### ASSIGNMENT
Copy out all lines in the data below containing the string "JSON".

### MATERIAL SHOWN

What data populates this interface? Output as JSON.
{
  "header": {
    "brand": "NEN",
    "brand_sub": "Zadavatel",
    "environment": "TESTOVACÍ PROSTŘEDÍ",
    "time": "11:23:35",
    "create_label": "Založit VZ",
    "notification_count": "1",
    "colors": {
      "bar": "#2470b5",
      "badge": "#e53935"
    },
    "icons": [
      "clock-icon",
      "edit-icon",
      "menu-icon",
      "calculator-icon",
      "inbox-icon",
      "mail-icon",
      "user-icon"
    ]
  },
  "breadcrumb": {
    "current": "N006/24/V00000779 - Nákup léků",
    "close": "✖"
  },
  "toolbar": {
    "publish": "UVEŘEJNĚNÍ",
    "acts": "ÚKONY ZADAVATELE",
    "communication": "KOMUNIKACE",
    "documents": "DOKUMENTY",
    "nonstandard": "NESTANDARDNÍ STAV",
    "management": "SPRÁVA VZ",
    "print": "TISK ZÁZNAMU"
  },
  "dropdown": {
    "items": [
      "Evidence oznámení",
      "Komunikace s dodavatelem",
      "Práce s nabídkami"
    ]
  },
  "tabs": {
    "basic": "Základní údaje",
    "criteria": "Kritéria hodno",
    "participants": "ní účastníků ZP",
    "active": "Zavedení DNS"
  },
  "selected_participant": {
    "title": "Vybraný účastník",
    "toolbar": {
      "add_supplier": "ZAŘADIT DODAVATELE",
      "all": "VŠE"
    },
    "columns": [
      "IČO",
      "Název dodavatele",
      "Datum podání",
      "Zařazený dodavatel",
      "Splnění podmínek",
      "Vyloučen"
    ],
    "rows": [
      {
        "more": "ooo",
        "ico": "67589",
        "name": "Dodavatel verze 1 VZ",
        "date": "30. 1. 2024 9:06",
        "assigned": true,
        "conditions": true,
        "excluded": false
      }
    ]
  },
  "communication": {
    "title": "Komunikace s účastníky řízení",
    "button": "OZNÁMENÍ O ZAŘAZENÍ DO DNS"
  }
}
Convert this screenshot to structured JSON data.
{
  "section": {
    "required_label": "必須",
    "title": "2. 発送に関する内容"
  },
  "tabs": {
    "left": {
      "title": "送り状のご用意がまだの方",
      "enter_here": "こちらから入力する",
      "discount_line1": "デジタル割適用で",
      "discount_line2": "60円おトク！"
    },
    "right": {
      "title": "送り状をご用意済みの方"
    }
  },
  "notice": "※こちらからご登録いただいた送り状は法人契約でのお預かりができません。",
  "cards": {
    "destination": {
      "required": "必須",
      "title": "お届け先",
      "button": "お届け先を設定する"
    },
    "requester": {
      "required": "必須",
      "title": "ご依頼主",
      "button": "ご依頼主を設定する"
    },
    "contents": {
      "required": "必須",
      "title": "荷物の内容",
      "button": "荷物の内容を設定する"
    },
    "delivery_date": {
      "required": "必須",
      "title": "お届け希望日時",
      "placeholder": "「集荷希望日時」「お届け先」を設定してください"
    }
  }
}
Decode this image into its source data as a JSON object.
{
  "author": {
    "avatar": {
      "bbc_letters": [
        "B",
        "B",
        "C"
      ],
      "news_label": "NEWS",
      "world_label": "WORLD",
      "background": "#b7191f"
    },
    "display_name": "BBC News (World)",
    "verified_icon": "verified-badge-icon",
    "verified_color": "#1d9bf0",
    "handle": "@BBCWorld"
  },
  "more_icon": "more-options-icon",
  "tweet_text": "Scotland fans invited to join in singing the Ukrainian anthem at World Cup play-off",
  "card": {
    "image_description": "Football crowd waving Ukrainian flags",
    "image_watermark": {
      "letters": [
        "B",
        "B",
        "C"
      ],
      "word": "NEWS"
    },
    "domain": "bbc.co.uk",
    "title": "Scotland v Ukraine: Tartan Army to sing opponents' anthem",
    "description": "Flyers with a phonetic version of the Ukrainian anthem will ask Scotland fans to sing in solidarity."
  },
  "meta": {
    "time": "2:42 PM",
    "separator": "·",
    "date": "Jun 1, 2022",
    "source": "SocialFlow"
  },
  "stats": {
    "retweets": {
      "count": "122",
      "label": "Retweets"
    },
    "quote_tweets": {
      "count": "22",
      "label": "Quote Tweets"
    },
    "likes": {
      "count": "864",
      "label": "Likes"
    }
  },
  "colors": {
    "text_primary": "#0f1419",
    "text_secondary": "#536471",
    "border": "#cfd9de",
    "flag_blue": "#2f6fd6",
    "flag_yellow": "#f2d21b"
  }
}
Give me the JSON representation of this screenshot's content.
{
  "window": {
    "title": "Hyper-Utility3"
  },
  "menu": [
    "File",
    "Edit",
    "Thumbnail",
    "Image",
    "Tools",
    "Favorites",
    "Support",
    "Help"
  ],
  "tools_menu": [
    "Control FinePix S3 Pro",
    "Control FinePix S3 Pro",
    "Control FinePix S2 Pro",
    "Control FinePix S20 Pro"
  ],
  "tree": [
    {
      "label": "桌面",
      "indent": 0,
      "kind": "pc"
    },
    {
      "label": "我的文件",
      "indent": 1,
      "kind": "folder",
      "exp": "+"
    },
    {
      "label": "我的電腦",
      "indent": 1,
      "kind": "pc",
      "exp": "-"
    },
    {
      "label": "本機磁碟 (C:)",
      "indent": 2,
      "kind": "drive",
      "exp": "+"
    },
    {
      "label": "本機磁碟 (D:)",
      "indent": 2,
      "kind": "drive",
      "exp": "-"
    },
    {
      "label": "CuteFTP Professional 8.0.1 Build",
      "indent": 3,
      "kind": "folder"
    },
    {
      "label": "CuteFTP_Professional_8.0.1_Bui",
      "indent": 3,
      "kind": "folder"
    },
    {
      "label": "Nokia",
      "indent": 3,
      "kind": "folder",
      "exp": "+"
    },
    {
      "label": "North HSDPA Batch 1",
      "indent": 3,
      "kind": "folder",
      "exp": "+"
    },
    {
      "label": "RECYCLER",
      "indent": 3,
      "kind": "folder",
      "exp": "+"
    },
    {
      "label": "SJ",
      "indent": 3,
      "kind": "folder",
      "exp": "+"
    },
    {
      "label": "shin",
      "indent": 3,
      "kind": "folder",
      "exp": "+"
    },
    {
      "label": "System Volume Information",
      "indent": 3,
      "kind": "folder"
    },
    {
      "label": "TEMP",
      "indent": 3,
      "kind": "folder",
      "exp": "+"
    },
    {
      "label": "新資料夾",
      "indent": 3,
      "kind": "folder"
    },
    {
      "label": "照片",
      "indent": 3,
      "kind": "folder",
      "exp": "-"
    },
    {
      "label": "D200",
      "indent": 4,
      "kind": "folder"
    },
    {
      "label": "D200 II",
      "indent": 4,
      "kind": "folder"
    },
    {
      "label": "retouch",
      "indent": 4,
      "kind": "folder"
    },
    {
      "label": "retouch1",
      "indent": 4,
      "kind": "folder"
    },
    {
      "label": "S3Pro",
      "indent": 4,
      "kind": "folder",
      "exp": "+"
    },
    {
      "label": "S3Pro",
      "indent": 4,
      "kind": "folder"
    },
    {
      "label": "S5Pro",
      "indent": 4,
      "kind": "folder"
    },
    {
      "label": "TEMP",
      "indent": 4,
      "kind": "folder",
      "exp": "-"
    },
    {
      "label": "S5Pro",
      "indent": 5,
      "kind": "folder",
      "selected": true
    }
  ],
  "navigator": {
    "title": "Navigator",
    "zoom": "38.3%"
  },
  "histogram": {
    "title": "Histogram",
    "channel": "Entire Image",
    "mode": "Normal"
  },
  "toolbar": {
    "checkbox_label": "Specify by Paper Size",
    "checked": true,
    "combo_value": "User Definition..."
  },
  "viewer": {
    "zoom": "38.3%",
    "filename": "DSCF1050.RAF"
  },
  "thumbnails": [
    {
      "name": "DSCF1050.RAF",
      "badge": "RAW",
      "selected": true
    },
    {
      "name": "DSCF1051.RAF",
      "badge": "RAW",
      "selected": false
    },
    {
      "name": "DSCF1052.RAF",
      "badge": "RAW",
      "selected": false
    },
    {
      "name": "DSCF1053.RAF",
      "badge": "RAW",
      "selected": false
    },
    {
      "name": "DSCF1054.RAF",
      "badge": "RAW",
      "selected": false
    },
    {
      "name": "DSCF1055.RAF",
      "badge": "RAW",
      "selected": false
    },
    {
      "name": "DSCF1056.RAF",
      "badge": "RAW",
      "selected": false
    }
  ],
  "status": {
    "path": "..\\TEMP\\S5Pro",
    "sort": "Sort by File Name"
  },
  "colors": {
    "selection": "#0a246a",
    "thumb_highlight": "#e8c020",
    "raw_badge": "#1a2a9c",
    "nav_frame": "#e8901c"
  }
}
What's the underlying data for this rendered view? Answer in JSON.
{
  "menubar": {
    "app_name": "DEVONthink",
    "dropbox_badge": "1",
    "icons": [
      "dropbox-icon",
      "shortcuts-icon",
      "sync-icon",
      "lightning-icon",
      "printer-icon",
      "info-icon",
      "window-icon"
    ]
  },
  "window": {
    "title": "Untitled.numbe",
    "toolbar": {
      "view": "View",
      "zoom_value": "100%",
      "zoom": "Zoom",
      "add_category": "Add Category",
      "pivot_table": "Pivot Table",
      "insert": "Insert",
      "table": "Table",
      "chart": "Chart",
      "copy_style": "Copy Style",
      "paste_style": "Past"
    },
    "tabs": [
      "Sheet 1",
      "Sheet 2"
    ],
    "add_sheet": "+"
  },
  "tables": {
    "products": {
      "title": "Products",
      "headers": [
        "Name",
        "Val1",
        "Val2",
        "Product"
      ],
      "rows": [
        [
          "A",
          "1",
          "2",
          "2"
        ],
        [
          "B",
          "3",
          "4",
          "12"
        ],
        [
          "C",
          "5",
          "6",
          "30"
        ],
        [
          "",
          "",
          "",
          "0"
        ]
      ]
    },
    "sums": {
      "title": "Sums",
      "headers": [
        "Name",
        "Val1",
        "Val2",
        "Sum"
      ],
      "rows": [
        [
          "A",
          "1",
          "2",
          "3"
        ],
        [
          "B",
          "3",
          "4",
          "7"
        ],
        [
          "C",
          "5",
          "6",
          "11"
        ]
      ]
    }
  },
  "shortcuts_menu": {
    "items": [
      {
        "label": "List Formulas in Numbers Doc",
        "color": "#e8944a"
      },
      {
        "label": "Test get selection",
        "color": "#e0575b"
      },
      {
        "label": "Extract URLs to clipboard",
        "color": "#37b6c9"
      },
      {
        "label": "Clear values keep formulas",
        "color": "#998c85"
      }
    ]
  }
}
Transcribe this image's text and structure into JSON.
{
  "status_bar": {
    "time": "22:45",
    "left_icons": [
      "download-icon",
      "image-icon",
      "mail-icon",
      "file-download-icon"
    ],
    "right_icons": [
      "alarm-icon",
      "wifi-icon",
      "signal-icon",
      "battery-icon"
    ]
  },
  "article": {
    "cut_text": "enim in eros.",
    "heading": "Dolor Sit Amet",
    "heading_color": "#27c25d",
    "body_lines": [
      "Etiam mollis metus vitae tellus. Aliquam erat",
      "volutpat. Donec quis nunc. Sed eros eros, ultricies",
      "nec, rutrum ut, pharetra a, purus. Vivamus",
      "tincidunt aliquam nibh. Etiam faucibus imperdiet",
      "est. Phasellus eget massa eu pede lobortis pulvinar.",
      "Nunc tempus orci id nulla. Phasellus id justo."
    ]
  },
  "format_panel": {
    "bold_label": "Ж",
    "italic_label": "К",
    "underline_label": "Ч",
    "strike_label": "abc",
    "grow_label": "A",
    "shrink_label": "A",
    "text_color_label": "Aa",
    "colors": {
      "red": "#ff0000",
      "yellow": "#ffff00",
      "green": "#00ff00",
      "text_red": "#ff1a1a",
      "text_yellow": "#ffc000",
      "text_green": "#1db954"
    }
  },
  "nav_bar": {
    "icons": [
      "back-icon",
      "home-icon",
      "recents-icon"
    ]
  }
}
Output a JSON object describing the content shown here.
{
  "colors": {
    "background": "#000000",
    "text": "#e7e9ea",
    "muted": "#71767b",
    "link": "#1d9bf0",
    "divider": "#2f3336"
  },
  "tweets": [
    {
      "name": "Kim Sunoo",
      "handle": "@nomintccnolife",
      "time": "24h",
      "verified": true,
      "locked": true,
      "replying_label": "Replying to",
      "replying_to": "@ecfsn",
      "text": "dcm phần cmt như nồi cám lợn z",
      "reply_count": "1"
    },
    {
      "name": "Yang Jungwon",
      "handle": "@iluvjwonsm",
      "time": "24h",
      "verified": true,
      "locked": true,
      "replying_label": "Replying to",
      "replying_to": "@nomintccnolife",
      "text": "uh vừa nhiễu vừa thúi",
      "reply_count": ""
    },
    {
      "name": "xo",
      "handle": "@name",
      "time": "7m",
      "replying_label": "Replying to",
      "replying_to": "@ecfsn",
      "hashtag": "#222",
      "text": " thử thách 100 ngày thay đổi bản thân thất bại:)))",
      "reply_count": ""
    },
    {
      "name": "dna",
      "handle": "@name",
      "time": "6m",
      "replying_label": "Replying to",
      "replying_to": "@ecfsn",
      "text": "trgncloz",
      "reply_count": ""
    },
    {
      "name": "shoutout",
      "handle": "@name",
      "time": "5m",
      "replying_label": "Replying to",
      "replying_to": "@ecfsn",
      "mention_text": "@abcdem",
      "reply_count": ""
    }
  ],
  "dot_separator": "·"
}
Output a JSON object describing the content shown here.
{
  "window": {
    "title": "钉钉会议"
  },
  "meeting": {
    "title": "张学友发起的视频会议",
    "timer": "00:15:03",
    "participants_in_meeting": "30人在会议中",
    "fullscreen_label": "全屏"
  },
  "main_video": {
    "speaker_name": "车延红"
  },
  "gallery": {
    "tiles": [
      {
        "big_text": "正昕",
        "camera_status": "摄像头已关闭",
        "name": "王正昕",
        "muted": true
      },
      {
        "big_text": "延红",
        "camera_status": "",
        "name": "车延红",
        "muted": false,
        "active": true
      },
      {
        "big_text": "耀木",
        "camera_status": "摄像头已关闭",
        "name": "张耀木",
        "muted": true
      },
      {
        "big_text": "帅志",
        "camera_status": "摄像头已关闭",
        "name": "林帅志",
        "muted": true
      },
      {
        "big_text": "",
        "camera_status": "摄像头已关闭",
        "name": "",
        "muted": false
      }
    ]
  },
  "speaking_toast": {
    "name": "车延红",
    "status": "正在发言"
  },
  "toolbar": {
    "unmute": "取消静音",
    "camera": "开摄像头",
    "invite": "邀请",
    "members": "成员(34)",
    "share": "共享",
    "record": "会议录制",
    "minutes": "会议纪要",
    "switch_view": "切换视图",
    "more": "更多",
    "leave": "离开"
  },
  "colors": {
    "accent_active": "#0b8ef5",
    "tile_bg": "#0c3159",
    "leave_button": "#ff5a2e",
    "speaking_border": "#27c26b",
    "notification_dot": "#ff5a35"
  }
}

### RESPONSE FOR THIS EXERCISE
What data populates this interface? Output as JSON.
Convert this screenshot to structured JSON data.
Decode this image into its source data as a JSON object.
Give me the JSON representation of this screenshot's content.
What's the underlying data for this rendered view? Answer in JSON.
Transcribe this image's text and structure into JSON.
Output a JSON object describing the content shown here.
Output a JSON object describing the content shown here.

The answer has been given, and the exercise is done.